--- START ---

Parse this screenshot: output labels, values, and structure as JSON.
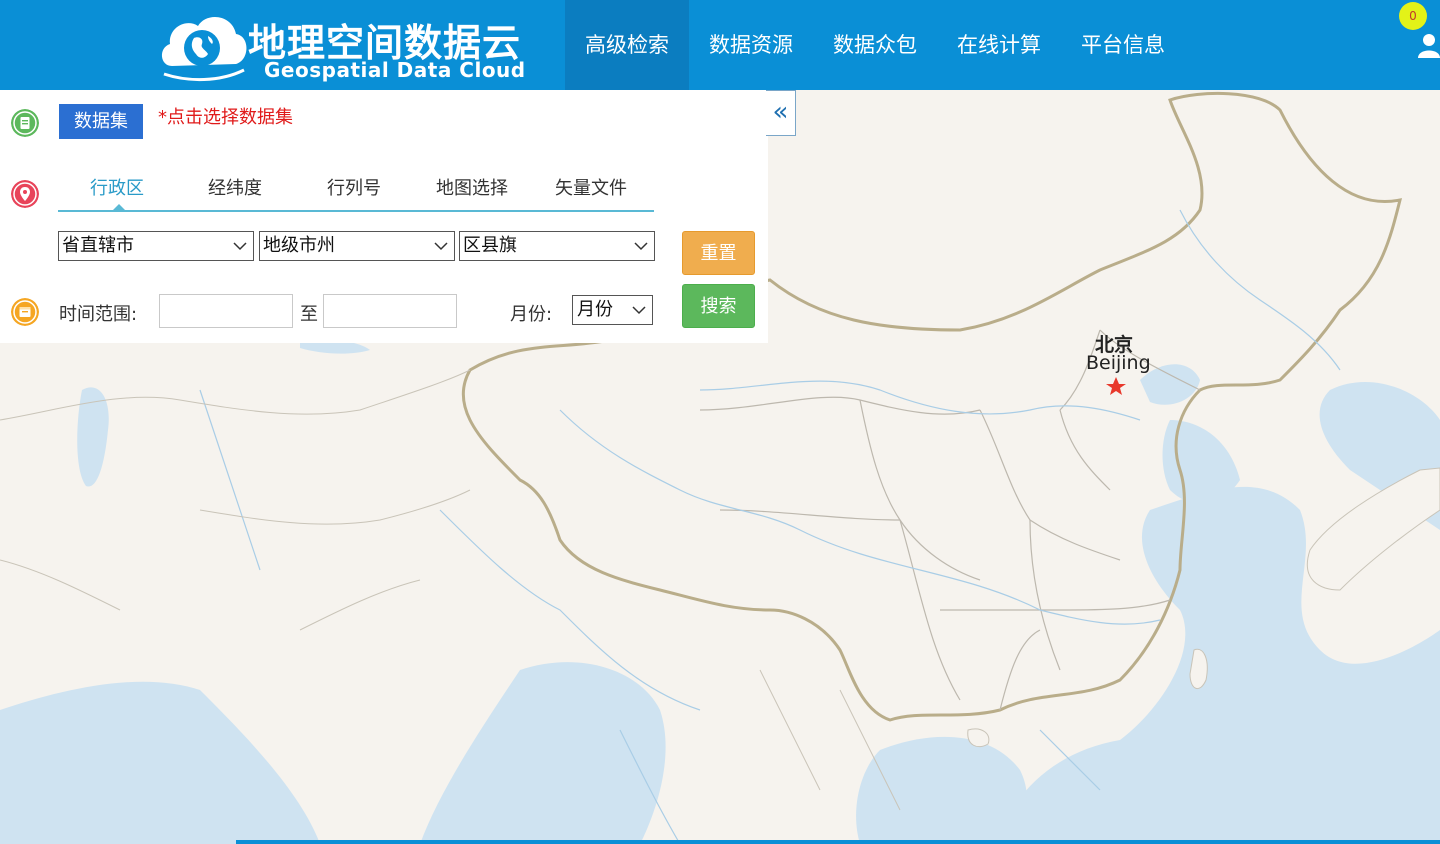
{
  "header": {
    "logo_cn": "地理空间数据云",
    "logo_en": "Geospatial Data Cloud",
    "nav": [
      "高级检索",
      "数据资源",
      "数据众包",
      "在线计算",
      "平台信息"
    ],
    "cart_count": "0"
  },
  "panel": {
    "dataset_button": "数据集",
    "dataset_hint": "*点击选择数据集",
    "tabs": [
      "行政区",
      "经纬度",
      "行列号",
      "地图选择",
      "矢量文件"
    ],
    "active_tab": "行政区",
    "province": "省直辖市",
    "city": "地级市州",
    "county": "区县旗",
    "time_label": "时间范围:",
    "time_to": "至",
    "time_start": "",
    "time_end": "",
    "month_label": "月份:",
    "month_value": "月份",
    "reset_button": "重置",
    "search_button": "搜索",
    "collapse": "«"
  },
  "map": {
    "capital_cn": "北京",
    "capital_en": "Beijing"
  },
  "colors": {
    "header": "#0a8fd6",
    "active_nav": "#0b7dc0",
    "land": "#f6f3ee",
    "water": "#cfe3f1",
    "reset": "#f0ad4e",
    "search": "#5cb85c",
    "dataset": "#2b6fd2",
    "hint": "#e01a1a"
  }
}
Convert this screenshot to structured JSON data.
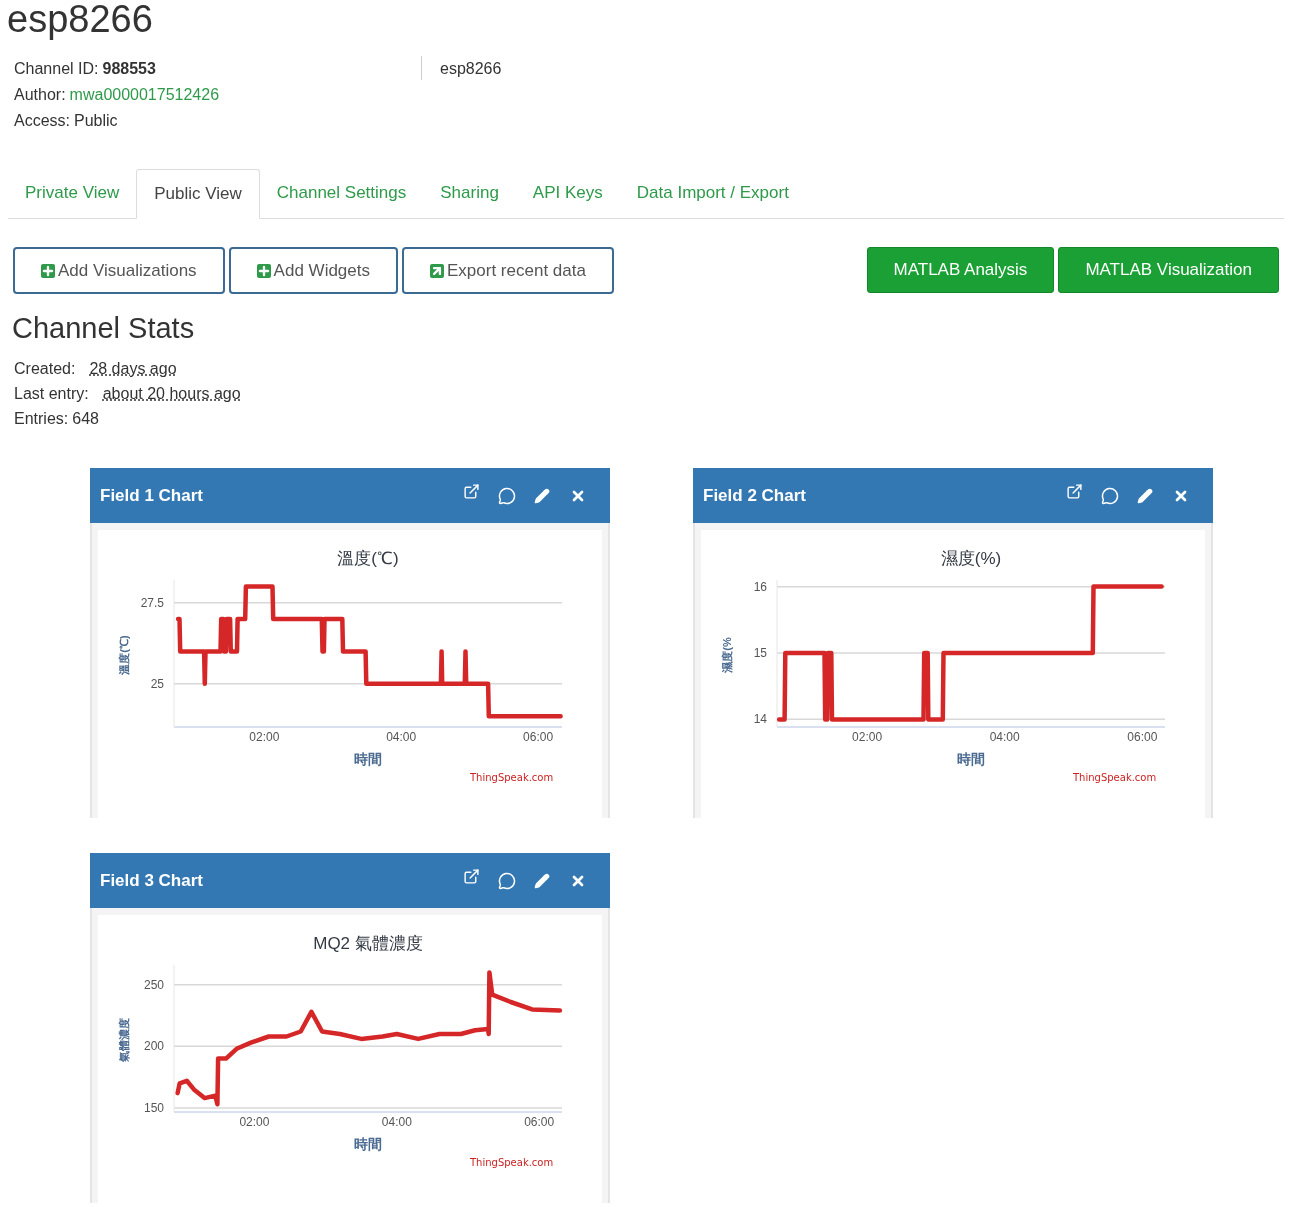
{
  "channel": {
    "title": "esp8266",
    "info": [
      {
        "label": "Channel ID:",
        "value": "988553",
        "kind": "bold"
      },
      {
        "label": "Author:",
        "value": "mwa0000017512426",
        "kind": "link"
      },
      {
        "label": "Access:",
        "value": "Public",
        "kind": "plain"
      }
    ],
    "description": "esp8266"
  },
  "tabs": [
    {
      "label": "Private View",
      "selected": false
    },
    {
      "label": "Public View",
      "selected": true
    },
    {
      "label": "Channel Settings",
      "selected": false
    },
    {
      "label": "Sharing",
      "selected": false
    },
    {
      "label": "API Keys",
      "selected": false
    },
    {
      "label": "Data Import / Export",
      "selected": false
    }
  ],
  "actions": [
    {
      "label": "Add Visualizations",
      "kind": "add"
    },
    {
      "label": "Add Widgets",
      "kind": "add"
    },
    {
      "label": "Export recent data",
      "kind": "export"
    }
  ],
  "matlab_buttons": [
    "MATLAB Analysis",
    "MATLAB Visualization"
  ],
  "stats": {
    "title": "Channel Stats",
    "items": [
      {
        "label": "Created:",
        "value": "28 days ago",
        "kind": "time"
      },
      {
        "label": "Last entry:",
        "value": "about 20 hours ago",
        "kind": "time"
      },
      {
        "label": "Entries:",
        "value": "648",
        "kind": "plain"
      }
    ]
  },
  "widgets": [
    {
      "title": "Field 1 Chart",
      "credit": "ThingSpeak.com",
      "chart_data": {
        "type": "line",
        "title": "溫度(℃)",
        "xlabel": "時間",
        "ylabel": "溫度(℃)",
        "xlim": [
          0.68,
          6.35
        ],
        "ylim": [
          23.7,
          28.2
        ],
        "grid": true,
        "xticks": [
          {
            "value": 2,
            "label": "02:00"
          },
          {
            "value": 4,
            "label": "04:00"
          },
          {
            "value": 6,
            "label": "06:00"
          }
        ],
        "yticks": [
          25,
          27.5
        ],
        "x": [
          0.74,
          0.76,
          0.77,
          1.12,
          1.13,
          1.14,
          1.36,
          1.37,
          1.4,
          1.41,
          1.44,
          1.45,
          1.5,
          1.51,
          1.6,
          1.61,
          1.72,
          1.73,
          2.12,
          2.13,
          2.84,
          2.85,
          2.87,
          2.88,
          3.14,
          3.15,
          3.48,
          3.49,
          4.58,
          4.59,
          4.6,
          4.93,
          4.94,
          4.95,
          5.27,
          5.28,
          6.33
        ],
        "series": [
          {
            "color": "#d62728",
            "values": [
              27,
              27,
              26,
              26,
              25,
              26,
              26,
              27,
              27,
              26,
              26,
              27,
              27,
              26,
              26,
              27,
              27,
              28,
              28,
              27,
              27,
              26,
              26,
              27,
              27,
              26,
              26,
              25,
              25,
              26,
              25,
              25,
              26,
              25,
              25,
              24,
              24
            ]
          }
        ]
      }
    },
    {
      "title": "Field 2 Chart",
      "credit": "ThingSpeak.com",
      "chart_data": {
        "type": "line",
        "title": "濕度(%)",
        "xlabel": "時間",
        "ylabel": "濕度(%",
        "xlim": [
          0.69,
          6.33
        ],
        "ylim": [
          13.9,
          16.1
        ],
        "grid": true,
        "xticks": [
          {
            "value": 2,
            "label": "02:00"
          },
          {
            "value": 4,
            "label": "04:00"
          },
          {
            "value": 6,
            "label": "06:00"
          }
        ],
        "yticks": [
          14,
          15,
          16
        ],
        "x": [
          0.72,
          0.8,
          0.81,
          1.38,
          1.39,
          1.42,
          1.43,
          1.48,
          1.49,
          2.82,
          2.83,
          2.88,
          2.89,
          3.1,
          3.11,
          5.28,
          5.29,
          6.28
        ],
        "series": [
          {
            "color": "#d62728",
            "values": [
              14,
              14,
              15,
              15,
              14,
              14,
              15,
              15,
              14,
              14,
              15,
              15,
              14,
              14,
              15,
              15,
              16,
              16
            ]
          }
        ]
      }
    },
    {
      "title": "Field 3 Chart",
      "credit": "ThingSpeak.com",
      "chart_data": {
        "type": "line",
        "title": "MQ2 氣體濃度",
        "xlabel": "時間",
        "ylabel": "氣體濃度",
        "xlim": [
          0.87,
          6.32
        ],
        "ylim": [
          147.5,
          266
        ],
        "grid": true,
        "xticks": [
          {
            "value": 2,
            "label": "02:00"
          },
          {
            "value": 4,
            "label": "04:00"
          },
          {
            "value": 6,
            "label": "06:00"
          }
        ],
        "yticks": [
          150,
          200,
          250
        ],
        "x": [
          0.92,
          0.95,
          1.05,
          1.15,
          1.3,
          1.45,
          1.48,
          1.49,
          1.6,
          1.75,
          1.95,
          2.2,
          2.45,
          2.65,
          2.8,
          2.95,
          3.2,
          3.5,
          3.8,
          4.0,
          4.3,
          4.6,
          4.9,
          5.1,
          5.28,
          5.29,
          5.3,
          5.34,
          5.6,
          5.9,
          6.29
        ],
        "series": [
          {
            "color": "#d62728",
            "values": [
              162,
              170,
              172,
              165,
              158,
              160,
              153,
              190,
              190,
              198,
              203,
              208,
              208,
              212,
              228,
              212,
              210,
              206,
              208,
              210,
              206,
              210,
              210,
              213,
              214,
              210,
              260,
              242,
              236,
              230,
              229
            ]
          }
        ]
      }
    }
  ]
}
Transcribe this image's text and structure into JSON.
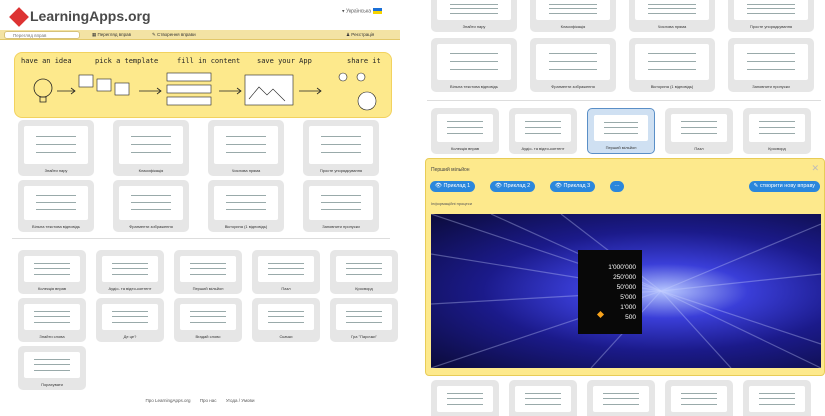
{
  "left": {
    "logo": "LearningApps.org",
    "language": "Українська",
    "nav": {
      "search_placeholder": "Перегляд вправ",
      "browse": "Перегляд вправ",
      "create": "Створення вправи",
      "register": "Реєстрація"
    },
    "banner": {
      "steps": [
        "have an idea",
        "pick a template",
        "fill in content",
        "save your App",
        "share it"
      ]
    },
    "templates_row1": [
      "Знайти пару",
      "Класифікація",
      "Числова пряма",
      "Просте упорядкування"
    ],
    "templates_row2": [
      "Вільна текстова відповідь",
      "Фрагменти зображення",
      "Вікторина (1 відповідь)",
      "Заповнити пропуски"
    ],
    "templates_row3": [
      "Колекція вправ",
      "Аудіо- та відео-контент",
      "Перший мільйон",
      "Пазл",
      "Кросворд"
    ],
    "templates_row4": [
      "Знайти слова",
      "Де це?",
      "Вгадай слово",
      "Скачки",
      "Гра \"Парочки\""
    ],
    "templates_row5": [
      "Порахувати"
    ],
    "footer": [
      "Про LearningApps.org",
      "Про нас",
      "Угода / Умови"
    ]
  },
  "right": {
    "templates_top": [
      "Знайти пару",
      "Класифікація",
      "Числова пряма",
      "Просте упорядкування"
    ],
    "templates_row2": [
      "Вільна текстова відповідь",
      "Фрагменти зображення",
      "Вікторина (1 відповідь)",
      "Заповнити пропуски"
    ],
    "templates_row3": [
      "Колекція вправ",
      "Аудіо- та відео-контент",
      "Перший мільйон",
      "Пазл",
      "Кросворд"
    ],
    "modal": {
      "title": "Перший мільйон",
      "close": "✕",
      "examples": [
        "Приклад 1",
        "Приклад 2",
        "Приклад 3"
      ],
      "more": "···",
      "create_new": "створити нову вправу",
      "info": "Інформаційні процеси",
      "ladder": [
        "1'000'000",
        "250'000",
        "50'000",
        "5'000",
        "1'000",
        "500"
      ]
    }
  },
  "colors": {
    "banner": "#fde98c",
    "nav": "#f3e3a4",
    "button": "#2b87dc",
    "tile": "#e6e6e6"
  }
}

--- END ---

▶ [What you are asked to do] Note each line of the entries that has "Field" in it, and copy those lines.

▶ [The answer]
      "title": "Field 1 Chart",
      "title": "Field 2 Chart",
      "title": "Field 3 Chart",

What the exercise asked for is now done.